(Exercise materials)
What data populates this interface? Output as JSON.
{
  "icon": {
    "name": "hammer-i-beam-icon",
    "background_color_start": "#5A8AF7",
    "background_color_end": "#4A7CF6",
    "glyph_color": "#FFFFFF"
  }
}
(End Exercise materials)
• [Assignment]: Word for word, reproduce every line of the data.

• [Answer to the problem]:
What data populates this interface? Output as JSON.
{
  "icon": {
    "name": "hammer-i-beam-icon",
    "background_color_start": "#5A8AF7",
    "background_color_end": "#4A7CF6",
    "glyph_color": "#FFFFFF"
  }
}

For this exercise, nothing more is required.